The task -
Give only the number of lines in the listing below where the string "Entities" occurs.

Exercise material -
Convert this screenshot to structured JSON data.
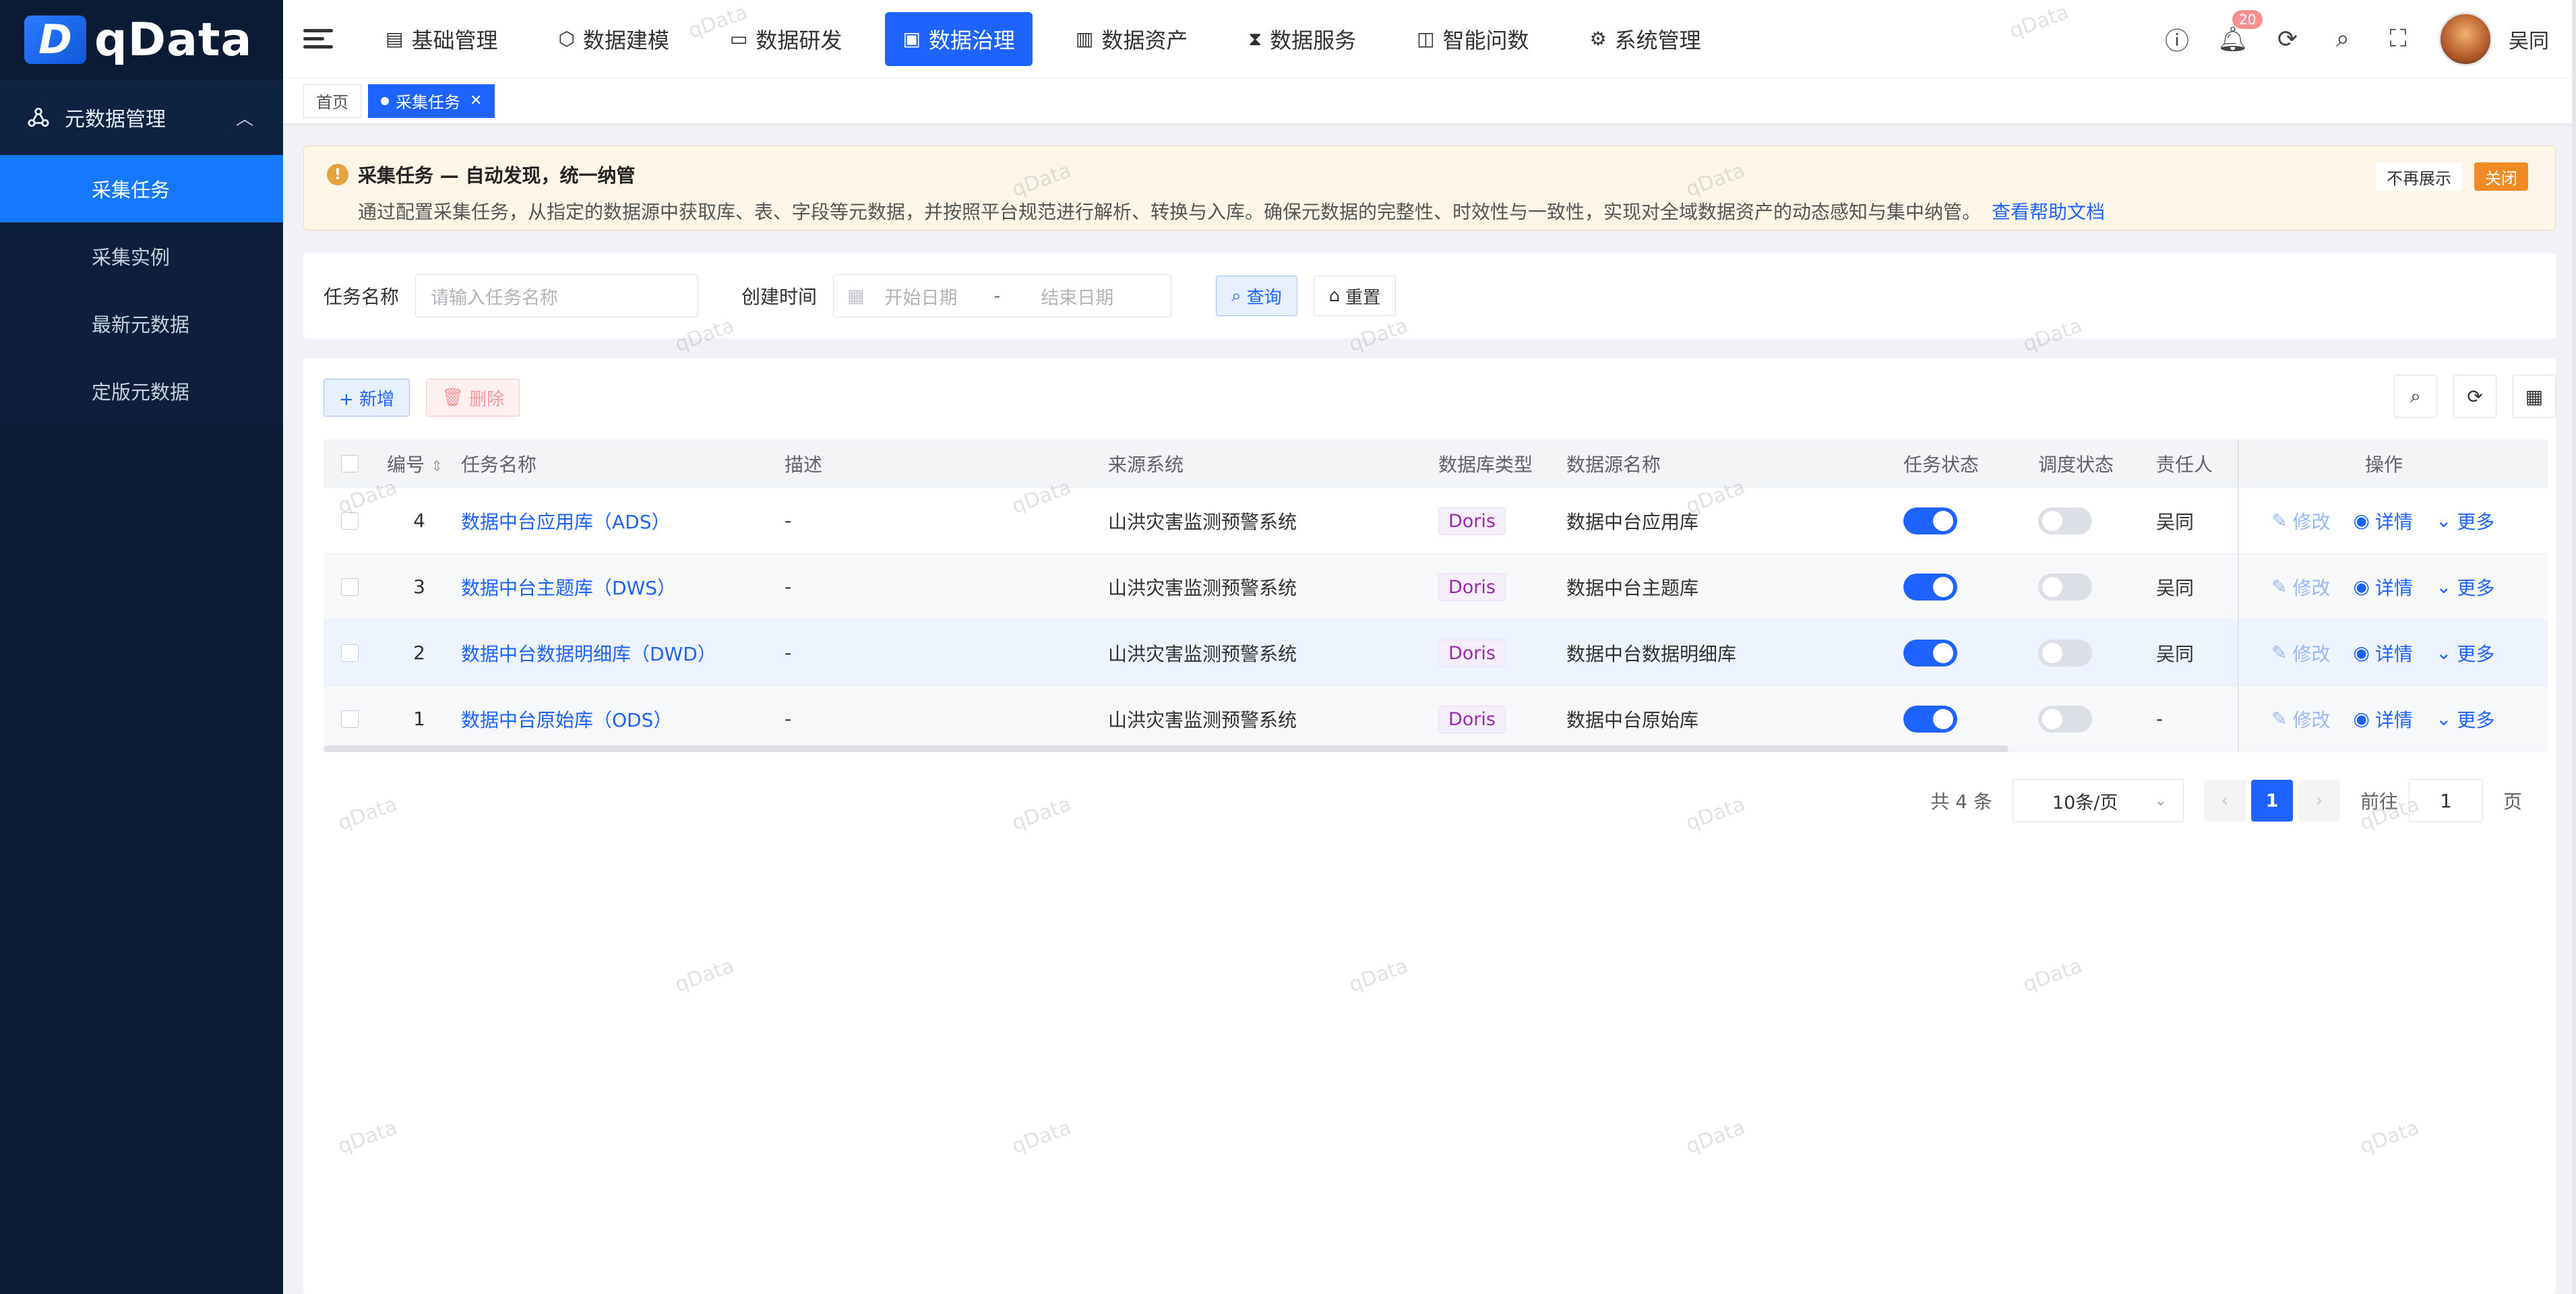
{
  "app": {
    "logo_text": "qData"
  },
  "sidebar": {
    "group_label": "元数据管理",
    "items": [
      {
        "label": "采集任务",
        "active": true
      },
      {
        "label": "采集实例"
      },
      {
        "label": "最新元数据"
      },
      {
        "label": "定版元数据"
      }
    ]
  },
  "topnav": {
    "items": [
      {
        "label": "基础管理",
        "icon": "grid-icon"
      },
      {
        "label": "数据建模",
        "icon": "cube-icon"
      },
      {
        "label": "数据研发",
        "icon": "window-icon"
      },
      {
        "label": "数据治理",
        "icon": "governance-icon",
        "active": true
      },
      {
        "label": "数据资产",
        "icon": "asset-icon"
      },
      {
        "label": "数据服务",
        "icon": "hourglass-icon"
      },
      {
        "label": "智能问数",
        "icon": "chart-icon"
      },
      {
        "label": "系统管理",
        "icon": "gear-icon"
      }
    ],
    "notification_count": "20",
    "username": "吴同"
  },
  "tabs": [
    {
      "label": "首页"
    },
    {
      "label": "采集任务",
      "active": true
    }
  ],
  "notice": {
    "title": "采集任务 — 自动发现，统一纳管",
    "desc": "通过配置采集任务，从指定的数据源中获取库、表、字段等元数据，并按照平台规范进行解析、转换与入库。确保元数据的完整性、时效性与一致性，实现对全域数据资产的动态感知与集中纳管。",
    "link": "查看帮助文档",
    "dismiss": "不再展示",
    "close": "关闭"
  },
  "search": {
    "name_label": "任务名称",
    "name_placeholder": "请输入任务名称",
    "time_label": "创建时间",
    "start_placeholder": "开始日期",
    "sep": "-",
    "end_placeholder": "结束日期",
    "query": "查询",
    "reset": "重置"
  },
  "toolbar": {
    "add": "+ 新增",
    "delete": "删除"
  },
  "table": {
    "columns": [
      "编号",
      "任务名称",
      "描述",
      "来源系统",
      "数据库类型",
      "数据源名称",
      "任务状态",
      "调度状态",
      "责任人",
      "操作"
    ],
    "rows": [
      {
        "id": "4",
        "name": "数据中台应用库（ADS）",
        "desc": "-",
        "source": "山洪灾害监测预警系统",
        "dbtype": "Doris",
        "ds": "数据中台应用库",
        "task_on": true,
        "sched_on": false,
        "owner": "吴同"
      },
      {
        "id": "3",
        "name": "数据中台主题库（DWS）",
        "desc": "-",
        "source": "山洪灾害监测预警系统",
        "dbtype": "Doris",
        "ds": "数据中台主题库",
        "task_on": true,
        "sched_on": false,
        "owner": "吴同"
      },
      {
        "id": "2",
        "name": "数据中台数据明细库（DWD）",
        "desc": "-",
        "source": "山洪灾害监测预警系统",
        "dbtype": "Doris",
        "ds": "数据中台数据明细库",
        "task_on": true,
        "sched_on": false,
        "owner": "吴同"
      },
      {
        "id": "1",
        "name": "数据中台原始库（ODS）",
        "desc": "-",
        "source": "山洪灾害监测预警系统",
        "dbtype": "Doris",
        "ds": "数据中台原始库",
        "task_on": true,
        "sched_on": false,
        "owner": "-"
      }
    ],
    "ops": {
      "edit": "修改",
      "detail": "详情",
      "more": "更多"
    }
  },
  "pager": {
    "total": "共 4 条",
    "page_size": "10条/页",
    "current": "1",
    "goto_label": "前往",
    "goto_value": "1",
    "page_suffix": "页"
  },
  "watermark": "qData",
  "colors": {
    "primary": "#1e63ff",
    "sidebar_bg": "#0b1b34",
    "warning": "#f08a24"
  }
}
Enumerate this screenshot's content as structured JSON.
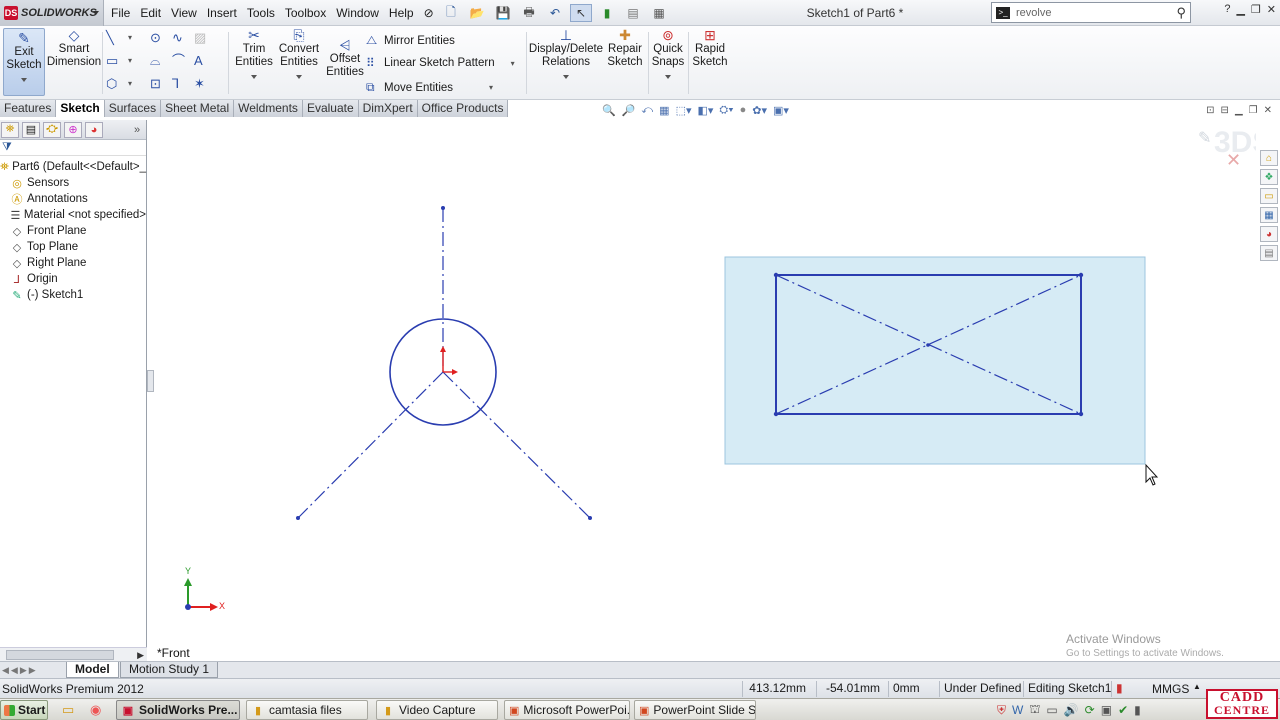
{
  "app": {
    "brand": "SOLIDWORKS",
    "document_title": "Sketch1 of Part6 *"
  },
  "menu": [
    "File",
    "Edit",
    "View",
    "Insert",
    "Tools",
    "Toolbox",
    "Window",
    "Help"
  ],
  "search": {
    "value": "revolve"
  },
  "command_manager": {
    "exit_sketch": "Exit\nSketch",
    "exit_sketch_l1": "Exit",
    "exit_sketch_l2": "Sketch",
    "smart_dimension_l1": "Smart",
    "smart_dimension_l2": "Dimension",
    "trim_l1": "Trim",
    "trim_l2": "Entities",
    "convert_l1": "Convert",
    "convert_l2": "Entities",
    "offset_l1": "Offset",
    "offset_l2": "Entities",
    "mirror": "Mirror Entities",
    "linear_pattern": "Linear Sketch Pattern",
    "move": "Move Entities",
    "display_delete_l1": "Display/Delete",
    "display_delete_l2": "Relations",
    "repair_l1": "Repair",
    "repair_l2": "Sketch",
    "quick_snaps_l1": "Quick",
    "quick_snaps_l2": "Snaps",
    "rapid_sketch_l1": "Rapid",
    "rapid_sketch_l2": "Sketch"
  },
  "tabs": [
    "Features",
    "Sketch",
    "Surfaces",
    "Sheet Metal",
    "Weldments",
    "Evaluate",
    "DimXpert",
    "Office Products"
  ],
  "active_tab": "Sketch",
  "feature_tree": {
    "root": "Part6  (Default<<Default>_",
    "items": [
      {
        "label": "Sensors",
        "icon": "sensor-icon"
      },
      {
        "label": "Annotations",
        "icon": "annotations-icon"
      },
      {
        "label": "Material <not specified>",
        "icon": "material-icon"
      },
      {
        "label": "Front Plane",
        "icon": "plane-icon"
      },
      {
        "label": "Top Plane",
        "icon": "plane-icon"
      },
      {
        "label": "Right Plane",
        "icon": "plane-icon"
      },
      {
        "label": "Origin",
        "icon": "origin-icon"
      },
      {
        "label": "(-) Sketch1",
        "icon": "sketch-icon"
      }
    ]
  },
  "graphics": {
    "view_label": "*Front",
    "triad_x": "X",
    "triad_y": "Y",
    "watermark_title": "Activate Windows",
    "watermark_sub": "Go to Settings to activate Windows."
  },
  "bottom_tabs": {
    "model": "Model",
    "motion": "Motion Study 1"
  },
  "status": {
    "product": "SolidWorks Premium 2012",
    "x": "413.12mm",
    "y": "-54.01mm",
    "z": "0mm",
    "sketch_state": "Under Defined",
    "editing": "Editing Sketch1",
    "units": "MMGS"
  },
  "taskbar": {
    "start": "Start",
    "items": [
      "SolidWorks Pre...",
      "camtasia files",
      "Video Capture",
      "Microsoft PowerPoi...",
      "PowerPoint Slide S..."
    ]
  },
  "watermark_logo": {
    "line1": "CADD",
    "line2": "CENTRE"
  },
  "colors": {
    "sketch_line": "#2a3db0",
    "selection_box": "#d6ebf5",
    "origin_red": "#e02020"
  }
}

Output of the exercise -
5